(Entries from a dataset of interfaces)

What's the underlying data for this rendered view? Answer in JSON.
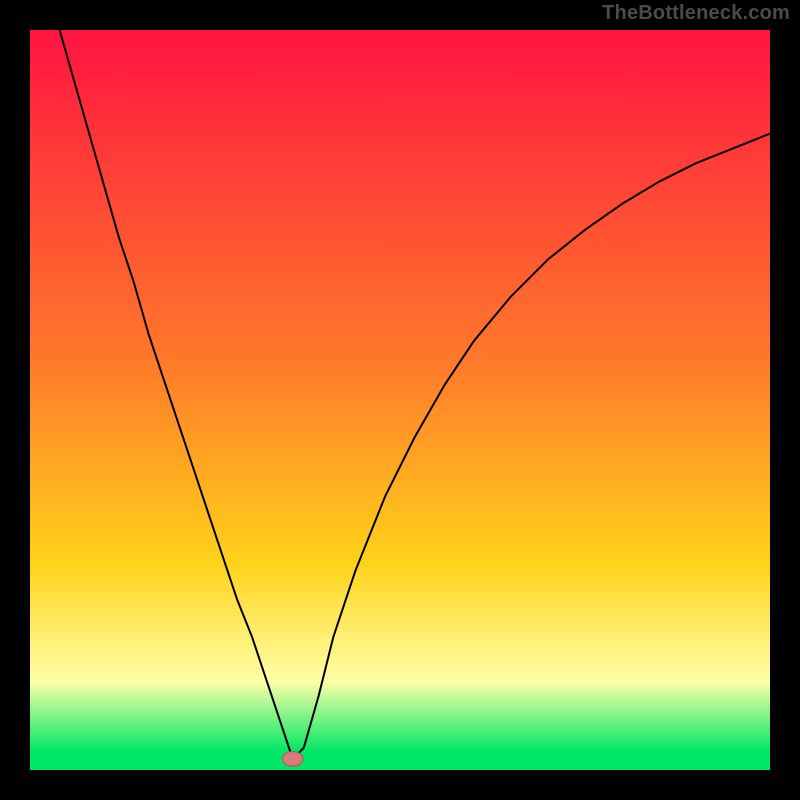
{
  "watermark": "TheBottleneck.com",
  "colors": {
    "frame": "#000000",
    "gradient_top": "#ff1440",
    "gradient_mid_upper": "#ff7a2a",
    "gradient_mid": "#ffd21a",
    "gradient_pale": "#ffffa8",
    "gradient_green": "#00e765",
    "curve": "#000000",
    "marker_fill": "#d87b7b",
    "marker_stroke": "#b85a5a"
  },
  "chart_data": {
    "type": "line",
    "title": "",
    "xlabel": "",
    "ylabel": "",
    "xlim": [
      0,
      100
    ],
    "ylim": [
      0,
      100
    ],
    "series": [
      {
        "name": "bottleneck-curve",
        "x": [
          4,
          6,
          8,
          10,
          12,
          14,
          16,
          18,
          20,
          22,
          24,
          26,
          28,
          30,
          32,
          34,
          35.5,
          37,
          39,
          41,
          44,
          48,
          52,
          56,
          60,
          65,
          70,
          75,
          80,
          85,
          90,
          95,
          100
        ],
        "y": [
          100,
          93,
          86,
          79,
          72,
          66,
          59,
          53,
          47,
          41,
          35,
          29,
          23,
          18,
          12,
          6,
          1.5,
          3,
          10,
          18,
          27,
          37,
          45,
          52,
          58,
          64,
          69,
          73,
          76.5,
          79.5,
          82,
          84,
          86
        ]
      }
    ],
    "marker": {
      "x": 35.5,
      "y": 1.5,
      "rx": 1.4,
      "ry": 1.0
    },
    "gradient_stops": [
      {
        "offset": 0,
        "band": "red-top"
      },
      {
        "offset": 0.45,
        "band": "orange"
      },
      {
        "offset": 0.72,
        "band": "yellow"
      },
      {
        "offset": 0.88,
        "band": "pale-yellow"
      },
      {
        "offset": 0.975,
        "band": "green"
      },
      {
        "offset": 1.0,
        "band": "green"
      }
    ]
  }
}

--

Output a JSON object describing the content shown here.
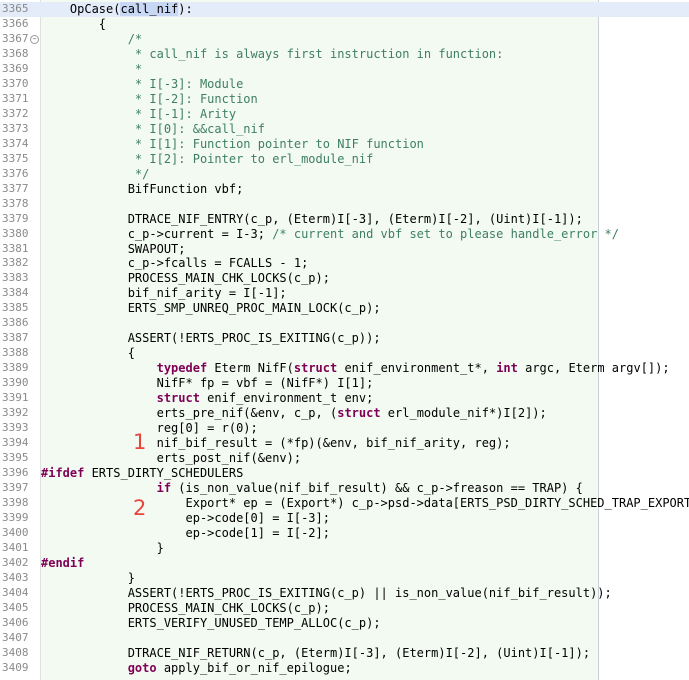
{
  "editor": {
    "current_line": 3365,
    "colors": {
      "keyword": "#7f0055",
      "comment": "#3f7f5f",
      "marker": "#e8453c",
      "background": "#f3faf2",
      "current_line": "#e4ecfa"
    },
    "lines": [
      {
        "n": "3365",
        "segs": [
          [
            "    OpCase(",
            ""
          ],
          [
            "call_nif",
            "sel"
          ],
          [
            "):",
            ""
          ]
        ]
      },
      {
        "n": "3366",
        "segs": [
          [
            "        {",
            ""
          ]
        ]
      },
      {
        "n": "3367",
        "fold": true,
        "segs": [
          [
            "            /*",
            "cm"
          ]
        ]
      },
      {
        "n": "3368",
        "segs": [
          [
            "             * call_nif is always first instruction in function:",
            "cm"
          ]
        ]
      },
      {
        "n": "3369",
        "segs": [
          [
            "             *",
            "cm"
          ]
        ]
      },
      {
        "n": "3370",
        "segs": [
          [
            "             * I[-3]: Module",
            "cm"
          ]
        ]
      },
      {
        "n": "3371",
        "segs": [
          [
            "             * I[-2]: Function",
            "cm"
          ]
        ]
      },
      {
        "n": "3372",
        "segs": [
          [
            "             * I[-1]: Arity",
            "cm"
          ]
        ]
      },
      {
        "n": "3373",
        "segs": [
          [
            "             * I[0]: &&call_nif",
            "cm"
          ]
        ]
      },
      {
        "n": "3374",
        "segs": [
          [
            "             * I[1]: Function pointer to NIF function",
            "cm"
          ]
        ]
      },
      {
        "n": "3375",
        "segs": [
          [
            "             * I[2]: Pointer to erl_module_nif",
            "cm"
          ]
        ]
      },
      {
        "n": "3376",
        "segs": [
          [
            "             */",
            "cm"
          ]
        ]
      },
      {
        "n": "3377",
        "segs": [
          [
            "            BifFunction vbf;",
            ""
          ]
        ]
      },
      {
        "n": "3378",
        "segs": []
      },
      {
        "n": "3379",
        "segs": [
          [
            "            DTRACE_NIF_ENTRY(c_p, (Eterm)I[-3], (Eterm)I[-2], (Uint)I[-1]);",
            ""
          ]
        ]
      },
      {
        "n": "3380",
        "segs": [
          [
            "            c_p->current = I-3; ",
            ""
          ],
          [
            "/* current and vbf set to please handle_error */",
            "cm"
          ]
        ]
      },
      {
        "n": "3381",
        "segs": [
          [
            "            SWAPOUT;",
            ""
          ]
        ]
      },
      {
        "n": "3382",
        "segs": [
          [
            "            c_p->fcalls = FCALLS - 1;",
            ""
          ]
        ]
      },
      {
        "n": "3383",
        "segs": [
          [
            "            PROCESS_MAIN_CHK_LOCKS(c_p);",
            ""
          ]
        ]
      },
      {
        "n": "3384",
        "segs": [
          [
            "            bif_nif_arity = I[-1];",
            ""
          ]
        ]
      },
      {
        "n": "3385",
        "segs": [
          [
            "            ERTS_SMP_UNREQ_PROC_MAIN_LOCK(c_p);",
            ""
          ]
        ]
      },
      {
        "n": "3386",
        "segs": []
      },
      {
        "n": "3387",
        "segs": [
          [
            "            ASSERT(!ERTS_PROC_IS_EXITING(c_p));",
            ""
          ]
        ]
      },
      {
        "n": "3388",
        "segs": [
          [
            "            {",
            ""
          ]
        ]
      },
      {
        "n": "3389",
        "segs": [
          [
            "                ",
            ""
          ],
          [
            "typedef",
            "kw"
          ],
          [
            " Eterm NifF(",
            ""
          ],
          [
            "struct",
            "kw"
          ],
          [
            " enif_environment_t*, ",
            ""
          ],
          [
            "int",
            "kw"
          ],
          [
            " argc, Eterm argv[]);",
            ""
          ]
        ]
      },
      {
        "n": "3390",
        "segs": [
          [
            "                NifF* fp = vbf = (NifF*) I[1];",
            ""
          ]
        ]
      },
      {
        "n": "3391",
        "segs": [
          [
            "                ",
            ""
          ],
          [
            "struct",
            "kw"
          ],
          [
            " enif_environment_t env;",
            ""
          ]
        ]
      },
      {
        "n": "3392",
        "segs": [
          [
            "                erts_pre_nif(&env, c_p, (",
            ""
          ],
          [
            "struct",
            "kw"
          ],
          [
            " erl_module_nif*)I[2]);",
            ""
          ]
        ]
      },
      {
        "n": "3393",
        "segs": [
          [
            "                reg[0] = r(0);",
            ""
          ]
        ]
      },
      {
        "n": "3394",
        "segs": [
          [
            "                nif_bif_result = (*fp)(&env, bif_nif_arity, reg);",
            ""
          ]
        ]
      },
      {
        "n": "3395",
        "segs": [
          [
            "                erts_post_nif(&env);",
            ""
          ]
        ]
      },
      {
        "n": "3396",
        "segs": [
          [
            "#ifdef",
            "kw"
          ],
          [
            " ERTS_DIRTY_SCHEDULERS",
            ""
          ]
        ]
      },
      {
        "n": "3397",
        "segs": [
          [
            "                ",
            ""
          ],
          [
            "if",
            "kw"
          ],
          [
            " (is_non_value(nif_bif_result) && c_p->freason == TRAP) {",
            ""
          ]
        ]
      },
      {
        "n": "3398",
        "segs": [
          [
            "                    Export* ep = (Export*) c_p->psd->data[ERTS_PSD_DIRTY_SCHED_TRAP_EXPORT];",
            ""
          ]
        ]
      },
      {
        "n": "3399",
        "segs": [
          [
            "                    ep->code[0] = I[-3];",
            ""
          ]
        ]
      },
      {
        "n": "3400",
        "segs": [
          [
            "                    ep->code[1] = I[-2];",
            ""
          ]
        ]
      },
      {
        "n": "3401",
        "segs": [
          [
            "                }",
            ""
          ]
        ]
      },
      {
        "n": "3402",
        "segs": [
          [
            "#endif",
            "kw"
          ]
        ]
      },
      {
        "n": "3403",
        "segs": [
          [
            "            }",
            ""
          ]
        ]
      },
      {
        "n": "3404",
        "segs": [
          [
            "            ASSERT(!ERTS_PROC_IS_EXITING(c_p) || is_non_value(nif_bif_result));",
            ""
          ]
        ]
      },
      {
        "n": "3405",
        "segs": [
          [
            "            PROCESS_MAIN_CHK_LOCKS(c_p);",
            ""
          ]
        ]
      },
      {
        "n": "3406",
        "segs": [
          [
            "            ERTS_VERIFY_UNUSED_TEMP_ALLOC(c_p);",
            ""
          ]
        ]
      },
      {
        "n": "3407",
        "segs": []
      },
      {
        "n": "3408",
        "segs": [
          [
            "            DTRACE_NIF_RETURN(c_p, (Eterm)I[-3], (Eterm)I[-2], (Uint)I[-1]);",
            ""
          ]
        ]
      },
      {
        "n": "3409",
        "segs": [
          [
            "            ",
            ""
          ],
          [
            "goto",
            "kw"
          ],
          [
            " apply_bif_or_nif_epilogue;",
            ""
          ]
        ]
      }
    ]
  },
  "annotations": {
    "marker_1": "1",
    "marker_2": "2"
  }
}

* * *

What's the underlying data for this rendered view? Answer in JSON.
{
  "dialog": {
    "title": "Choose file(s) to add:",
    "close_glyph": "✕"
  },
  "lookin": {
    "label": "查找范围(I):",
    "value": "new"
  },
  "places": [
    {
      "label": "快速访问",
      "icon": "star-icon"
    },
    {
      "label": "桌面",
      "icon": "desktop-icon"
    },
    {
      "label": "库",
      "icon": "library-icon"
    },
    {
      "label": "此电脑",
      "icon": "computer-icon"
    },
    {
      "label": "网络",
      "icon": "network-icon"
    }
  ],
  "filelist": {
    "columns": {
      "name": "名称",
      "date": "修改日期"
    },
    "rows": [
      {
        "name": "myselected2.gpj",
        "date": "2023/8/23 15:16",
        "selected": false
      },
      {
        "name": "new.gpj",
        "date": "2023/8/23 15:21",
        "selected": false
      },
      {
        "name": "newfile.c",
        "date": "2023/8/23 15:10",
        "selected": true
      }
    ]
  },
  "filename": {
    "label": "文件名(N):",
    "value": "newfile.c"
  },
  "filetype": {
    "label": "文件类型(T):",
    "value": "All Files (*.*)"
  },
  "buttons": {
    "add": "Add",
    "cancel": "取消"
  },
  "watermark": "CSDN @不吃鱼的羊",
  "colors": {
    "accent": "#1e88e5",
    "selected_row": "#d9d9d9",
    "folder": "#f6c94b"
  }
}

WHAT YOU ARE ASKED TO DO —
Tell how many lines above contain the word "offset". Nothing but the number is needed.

ANSWER TO THIS EXERCISE —
6